The district of Auraiya lies in the southwestern portion of Uttar Pradesh 26° 21" and 27° 01" north latitude and 78° 45" and 79° 45" east longitude and forms a part of the Kanpur Division. It is bounded on the north by the districts of Kannauj, western border adjoins tehsil Bharthana of the Etawah district and the district of Gwalior. The eastern frontier marches with the district of Kanpur Dehat, and along the south lie Jalaun. The total area according to the statistics of 1991-92 is calculated to be 2054 square kilometer.
Auraiya lies entirely in the Gangeticplain, but its physical features
The portion of the Auraiya and Etawah districts jointly lying
north of the Yamuna presents no great

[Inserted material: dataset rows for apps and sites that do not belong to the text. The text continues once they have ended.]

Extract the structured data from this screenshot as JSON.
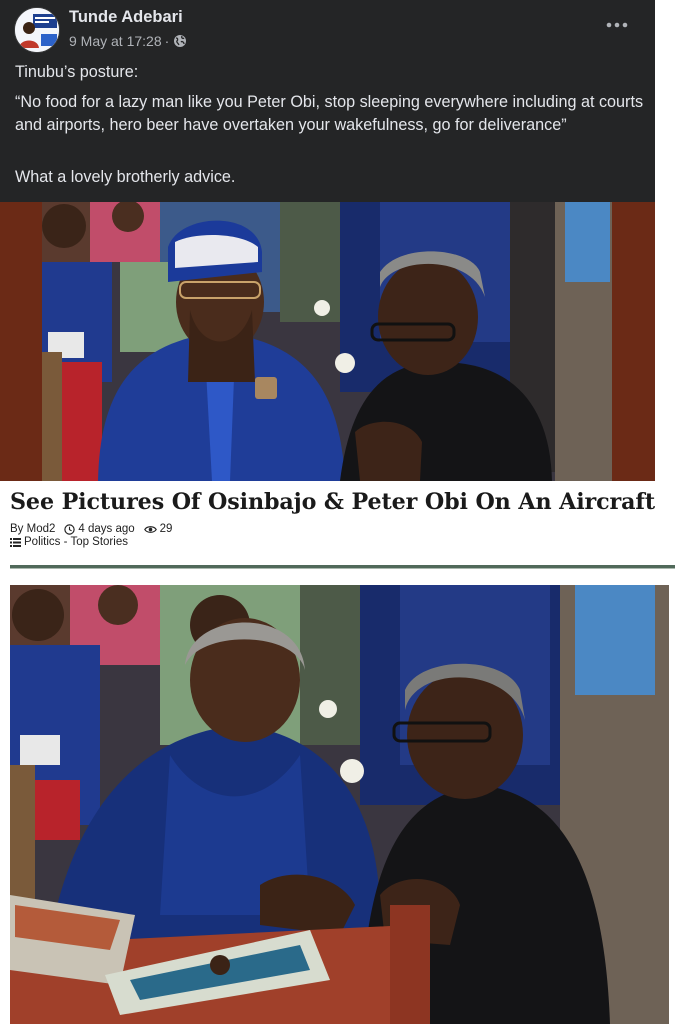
{
  "post": {
    "author": "Tunde Adebari",
    "date": "9 May at 17:28",
    "separator": "·",
    "privacy_icon": "globe-icon",
    "menu_icon": "more-options-icon",
    "text_line1": "Tinubu’s posture:",
    "text_quote": "“No food for a lazy man like you Peter Obi, stop sleeping everywhere including at courts and airports, hero beer have overtaken your wakefulness, go for deliverance”",
    "text_line3": "What a lovely brotherly advice."
  },
  "article": {
    "title": "See Pictures Of Osinbajo & Peter Obi On An Aircraft",
    "author": "By Mod2",
    "time": "4 days ago",
    "views": "29",
    "categories": "Politics - Top Stories"
  },
  "colors": {
    "card_bg": "#242526",
    "card_text": "#e4e6eb",
    "meta_text": "#b0b3b8",
    "divider": "#50695a",
    "frame_brown": "#6b2a16"
  }
}
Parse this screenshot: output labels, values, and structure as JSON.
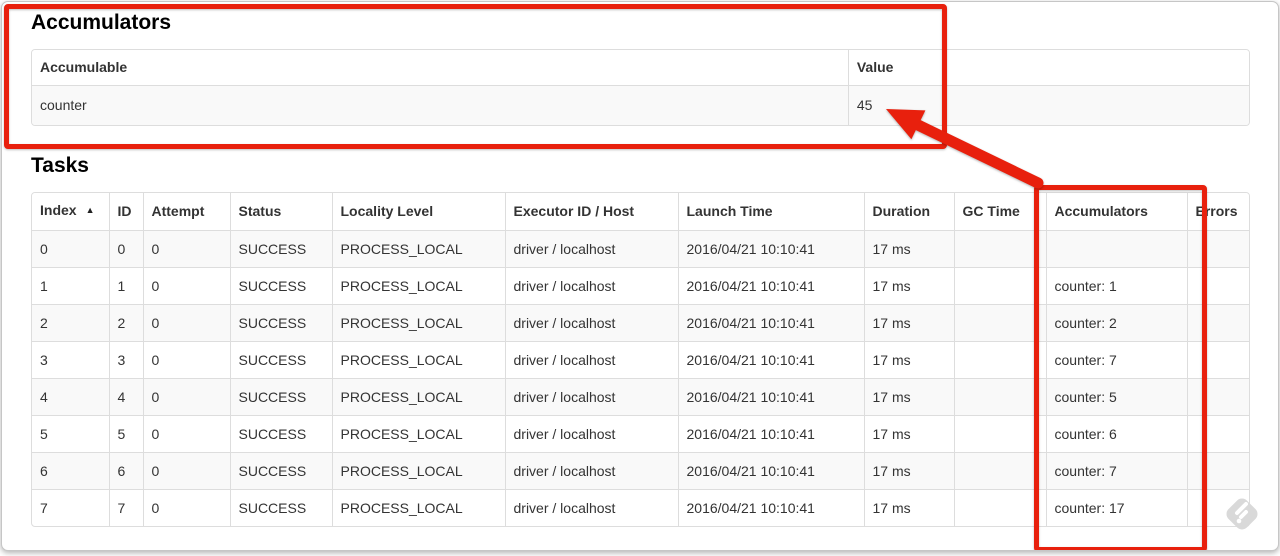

In the Pachar and Ghar tracts the soils are broadly distinguishable into dumat or loam, matiyar or clay, and bhur or sand. Besides these are found everywhere low-lying beds of clay in which water collects during the rains and rice alone can be grown; these clay beds are known as Jhabar. In the Kurka and trans-Yamuna tract several other classes of soil are met with. In the ravines of the river and the land immediately adjacent to them are found fields full of kankar and gravel, the soil of which is called Pakar; this is in fact a sandy soil mixed with gravel. Below the ravines and in the wider valleys between them the soil that is flooded by the Yamuna is called kachhar; and along the edges of the streams there is a rich strip of alluvial deposit which is known as Tir. Both kachhar and tir vary greatly in quality: some patches of these soils consist of a rich reddish clay which lets at a high rental; other portions are composed of a dark colored loam; and others again are while and sandy in appearance and less fertile.
The Yamuna first touches the frontier of the district at the village of

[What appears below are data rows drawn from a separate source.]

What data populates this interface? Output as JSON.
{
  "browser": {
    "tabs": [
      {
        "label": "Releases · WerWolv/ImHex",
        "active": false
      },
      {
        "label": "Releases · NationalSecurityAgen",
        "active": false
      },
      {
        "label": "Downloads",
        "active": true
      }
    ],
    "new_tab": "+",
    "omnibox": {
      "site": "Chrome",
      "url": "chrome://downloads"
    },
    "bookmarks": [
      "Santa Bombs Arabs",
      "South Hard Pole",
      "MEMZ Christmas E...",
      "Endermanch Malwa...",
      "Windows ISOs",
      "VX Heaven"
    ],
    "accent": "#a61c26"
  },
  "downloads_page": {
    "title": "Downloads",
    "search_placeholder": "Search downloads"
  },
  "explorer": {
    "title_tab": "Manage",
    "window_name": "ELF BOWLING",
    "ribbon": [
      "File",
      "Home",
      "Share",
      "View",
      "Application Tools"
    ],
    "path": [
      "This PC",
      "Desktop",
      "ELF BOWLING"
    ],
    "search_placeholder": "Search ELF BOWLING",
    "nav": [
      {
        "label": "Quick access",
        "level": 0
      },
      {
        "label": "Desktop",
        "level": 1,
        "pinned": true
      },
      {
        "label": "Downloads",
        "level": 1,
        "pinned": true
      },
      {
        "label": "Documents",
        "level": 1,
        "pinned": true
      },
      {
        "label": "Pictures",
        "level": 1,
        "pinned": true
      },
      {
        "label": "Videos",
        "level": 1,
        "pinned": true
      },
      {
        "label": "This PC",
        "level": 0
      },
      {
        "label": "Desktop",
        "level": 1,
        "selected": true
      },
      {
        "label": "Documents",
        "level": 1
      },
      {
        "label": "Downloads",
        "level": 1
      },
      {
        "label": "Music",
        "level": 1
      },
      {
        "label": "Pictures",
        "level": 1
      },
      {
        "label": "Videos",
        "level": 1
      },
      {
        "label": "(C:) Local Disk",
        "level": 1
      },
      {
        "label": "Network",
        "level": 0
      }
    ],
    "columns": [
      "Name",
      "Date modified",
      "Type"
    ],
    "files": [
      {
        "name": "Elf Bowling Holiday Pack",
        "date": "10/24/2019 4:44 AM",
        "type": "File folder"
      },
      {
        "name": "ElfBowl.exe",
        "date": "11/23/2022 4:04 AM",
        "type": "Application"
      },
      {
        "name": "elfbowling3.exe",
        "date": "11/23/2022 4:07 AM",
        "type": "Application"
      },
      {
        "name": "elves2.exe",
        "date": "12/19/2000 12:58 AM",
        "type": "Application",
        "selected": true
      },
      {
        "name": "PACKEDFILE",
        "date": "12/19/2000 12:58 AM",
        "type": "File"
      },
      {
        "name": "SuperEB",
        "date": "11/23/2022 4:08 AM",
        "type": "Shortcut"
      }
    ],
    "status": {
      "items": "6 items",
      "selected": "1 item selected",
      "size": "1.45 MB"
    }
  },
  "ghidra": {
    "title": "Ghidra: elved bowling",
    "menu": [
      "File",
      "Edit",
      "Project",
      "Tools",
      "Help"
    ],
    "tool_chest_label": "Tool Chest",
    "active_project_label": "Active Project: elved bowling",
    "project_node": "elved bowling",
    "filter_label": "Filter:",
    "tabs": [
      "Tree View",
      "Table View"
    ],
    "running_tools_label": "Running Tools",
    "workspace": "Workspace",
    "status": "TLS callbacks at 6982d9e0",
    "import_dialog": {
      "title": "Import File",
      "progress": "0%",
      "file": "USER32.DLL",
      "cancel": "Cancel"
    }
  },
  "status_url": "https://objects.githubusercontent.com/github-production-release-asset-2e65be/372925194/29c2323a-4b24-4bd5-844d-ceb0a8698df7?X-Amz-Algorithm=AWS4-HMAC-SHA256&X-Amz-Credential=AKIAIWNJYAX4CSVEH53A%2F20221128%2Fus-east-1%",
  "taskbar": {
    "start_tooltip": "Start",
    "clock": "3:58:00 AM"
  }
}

South of the Yamuna flows the large river of the Chambal; this rises in
This river is also the tributary of the Yamuna. This forms the
The vast stretch of the land from the confluence of Yamuna and Chambal upto the confluence of Sindh and Yamuna locally known as Pachnada, presents an extensive view Sylvan beauty during the rainy season and also in the winters. But it turns into an arid expanse during the summers.
The Sengar and Sirsa
The Rind and Arind
The river rises in Aligarh district and enters Etawah first at the village of Bhankhera in the north-east border of tahsil Bidhuna. After running along the district boundry for about 11 Km. in a tortuous course, it turns sharply southwards at Sabhad and meanders in a south easterly direction through Bidhuna till it finally passes into Kanpur. The Rind has a perennial stream, which shrinks considerably in size in the hot weather. At the village of Lakhna, where its course is more decidely deflected to east, it is joined by two tributaries known as Ahneya and Puraha.
The Ahneya and Puraha
These take rise in a series of lakes, the former near Kakan and the latter near Sauj in the Mainpuri district and little more than the drainage channels for carrying off superflous rain water. In the hot or cold season they are normally dry but in rains the Puraha, owing to its sinous course, injures a considerable amount of land on either bank.
It is the only stream of the Etawah district which flows into the Ganga. It rises in the extreme north-east of Bidhuna tahsil in a large clay depression forming a lake lying between Sabhad and Nurpur. It flows eastwards into the Farrukhabad district.
The general excellence of the natural drainage afforded by the rivers and their tributary streams and watercourses over the bulk of the district is exemplified by the general rarity of lakes and marshes. Here the existence of clay beds in hollows has rendered conditions favorable for the extensive. Those that they exist are situated for the most part on the borders of the district, especially in tahsil Bidhuna, where they lie somewhat beyond the influence of the natural drainage lines or of the artificial cuts made in connection with the canals. The most important of these Jhils are those at Durmangadpur, Mundai, Hardoi, Barauli, Auton, Yakubpur, Tirhwa, Dhupkari or Thulpia and Manaura in tehsil Bidhuna.
The average area returned as barren waste for the year ending in 1998 was 8221 Hectares. This also consists either of Usar plains, in which the soil is rendered sterile by the saline efflorescence known as Reh or else of ravine jungle. This however, excludes the area under water and also the land occupied by sites, roads and the like amounting to 16949 Hectares.